Ryan James, who works at UHM's Hamilton Library, presented the findings from his Google Books research project. The purpose of his study was to discover the rate of error in two categories: legibility and metadata.
Legibility: essentially whether or not the words on a page are readable.
James categorized errors as major (the page or words on the page are completely unreadable) or minor (the page or words are difficult to read, but can be deciphered).
This part of the study looked at the first 50 pages of 50 books (2500 pages). James found that less than 1% of the pages contained major or minor errors. These errors were made up mostly of fingers obscuring the pictures and gutter problems.
To test the accuracy of the metadata, James looked at 4 categories-- title, author, publisher, publication date-- and tested 400 books. He found that 36.75 percent of the total areas checked were in error. He also found that very few of the books had more than one error their metadata. As an example of metadata error, James showed a test he did using Edgar Allan Poe. He searched Google Books for books by Poe with a publication date of 1809 or earlier. He got two results, one published in 1800, and one published in 1669. Since Poe was born in 1809, these dates are obviously in error.
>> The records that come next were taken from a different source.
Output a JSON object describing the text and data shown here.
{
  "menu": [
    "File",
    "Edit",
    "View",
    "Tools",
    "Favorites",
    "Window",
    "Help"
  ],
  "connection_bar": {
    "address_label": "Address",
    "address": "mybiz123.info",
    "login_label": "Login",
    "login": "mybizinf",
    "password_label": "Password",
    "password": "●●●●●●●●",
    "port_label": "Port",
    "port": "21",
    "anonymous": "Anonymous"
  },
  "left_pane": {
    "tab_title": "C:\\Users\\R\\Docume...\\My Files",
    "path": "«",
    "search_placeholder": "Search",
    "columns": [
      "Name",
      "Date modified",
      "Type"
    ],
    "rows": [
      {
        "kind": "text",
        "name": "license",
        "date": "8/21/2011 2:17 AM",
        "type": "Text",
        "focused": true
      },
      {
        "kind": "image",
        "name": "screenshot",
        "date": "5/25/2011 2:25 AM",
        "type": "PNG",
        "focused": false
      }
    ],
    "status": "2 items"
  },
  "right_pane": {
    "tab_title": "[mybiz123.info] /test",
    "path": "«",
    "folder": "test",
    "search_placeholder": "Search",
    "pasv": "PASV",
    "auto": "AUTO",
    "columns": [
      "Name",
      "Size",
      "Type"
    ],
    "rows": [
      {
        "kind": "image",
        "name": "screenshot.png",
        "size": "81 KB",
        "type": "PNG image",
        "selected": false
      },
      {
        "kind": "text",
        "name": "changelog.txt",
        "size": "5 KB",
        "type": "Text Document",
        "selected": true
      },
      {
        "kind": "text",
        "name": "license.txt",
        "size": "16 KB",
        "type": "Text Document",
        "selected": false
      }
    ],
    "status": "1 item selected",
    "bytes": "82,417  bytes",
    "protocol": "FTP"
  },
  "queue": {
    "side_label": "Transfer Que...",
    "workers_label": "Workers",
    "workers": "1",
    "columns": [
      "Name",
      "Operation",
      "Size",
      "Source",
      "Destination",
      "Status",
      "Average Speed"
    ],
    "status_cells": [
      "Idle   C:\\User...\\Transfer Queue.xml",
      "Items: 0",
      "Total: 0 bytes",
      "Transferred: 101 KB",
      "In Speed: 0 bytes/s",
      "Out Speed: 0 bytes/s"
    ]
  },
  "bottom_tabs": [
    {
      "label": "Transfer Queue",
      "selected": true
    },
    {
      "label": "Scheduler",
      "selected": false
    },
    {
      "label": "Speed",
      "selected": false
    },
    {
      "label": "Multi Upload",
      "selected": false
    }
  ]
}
During the question/answer period, a librarian in the audience identified herself as working at the University of Michigan Libraries-- a library system that is cooperating with the Google Books project -- and said that, in her experience, Google is conscientious about correcting errors when they are brought to their attention. She also pointed out that the project is in process and that Google is constantly updating and rescanning unsatisfactory images.
James was also asked what rate of error is, in his view, acceptable. He responded that that depends on the purpose of use. In his opinion the ideal would be less than 0.5 percent.
The ultimate result of James' research seems to be that Google Books does contain a significant number of errors with no known (to James) mechanism for quality control.
-- Stacy Judy